(Exercise inputs begins)
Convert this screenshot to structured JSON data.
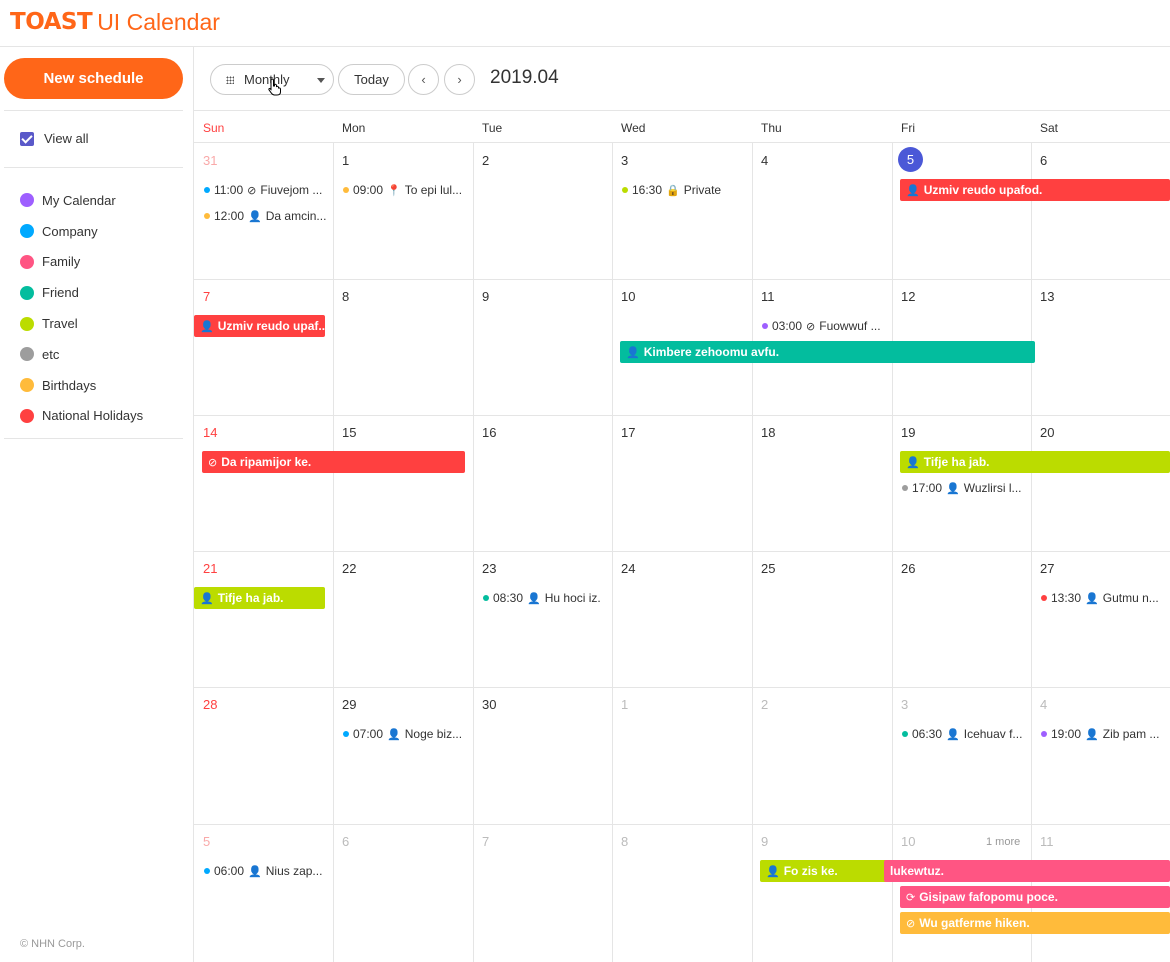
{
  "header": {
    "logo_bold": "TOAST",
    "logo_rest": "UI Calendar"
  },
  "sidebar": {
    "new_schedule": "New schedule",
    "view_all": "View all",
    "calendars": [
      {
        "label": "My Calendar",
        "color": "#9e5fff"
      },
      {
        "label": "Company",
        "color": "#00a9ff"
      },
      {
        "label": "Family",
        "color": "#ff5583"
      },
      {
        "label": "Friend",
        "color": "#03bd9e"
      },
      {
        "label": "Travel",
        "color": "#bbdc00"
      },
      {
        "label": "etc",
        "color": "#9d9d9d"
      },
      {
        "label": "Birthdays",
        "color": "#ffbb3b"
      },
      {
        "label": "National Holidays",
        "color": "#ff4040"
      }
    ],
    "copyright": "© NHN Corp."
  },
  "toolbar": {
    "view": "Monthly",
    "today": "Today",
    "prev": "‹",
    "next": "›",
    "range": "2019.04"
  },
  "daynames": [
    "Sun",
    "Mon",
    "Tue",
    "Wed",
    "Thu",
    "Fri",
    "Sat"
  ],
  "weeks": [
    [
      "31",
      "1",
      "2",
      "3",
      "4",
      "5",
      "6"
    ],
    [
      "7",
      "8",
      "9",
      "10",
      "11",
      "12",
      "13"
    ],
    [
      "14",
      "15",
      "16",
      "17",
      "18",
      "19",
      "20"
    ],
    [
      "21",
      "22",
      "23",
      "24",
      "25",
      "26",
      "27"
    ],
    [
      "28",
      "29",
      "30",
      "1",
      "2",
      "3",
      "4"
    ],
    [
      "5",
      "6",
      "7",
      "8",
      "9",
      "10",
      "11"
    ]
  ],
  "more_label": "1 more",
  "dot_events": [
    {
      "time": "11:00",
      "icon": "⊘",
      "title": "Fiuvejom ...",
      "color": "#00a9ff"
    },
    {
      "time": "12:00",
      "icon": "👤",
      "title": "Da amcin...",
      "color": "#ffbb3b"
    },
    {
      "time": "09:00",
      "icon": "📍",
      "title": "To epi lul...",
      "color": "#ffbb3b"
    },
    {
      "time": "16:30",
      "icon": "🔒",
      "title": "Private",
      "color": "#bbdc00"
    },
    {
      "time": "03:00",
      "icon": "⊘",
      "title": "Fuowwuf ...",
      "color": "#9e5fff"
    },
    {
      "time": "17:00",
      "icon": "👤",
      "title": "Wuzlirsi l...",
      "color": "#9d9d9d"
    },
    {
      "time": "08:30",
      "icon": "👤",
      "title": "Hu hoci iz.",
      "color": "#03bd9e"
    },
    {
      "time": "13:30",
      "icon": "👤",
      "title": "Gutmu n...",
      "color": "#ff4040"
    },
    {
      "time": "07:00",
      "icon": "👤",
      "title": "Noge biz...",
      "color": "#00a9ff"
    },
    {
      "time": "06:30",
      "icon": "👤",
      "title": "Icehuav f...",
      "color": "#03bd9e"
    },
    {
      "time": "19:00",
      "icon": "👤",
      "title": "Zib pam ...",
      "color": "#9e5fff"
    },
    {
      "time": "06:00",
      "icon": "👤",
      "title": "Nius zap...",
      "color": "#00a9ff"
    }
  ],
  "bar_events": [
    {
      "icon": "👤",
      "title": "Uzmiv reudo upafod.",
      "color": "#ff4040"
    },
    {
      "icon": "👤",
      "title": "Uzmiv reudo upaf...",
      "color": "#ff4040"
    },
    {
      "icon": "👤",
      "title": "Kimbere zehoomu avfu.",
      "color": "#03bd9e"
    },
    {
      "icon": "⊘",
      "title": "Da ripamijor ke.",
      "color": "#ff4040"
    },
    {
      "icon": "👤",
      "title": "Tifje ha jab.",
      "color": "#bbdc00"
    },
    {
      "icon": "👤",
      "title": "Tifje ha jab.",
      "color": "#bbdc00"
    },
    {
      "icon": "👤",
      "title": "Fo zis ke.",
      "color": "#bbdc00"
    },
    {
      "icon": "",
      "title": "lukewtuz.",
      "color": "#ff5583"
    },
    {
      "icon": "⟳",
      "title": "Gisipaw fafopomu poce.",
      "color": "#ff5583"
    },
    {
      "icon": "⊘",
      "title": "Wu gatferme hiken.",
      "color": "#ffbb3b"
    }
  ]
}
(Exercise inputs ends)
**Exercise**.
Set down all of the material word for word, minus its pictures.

**Solution to the exercise**.
Convert this screenshot to structured JSON data.
{
  "header": {
    "logo_bold": "TOAST",
    "logo_rest": "UI Calendar"
  },
  "sidebar": {
    "new_schedule": "New schedule",
    "view_all": "View all",
    "calendars": [
      {
        "label": "My Calendar",
        "color": "#9e5fff"
      },
      {
        "label": "Company",
        "color": "#00a9ff"
      },
      {
        "label": "Family",
        "color": "#ff5583"
      },
      {
        "label": "Friend",
        "color": "#03bd9e"
      },
      {
        "label": "Travel",
        "color": "#bbdc00"
      },
      {
        "label": "etc",
        "color": "#9d9d9d"
      },
      {
        "label": "Birthdays",
        "color": "#ffbb3b"
      },
      {
        "label": "National Holidays",
        "color": "#ff4040"
      }
    ],
    "copyright": "© NHN Corp."
  },
  "toolbar": {
    "view": "Monthly",
    "today": "Today",
    "prev": "‹",
    "next": "›",
    "range": "2019.04"
  },
  "daynames": [
    "Sun",
    "Mon",
    "Tue",
    "Wed",
    "Thu",
    "Fri",
    "Sat"
  ],
  "weeks": [
    [
      "31",
      "1",
      "2",
      "3",
      "4",
      "5",
      "6"
    ],
    [
      "7",
      "8",
      "9",
      "10",
      "11",
      "12",
      "13"
    ],
    [
      "14",
      "15",
      "16",
      "17",
      "18",
      "19",
      "20"
    ],
    [
      "21",
      "22",
      "23",
      "24",
      "25",
      "26",
      "27"
    ],
    [
      "28",
      "29",
      "30",
      "1",
      "2",
      "3",
      "4"
    ],
    [
      "5",
      "6",
      "7",
      "8",
      "9",
      "10",
      "11"
    ]
  ],
  "more_label": "1 more",
  "dot_events": [
    {
      "time": "11:00",
      "icon": "⊘",
      "title": "Fiuvejom ...",
      "color": "#00a9ff"
    },
    {
      "time": "12:00",
      "icon": "👤",
      "title": "Da amcin...",
      "color": "#ffbb3b"
    },
    {
      "time": "09:00",
      "icon": "📍",
      "title": "To epi lul...",
      "color": "#ffbb3b"
    },
    {
      "time": "16:30",
      "icon": "🔒",
      "title": "Private",
      "color": "#bbdc00"
    },
    {
      "time": "03:00",
      "icon": "⊘",
      "title": "Fuowwuf ...",
      "color": "#9e5fff"
    },
    {
      "time": "17:00",
      "icon": "👤",
      "title": "Wuzlirsi l...",
      "color": "#9d9d9d"
    },
    {
      "time": "08:30",
      "icon": "👤",
      "title": "Hu hoci iz.",
      "color": "#03bd9e"
    },
    {
      "time": "13:30",
      "icon": "👤",
      "title": "Gutmu n...",
      "color": "#ff4040"
    },
    {
      "time": "07:00",
      "icon": "👤",
      "title": "Noge biz...",
      "color": "#00a9ff"
    },
    {
      "time": "06:30",
      "icon": "👤",
      "title": "Icehuav f...",
      "color": "#03bd9e"
    },
    {
      "time": "19:00",
      "icon": "👤",
      "title": "Zib pam ...",
      "color": "#9e5fff"
    },
    {
      "time": "06:00",
      "icon": "👤",
      "title": "Nius zap...",
      "color": "#00a9ff"
    }
  ],
  "bar_events": [
    {
      "icon": "👤",
      "title": "Uzmiv reudo upafod.",
      "color": "#ff4040"
    },
    {
      "icon": "👤",
      "title": "Uzmiv reudo upaf...",
      "color": "#ff4040"
    },
    {
      "icon": "👤",
      "title": "Kimbere zehoomu avfu.",
      "color": "#03bd9e"
    },
    {
      "icon": "⊘",
      "title": "Da ripamijor ke.",
      "color": "#ff4040"
    },
    {
      "icon": "👤",
      "title": "Tifje ha jab.",
      "color": "#bbdc00"
    },
    {
      "icon": "👤",
      "title": "Tifje ha jab.",
      "color": "#bbdc00"
    },
    {
      "icon": "👤",
      "title": "Fo zis ke.",
      "color": "#bbdc00"
    },
    {
      "icon": "",
      "title": "lukewtuz.",
      "color": "#ff5583"
    },
    {
      "icon": "⟳",
      "title": "Gisipaw fafopomu poce.",
      "color": "#ff5583"
    },
    {
      "icon": "⊘",
      "title": "Wu gatferme hiken.",
      "color": "#ffbb3b"
    }
  ]
}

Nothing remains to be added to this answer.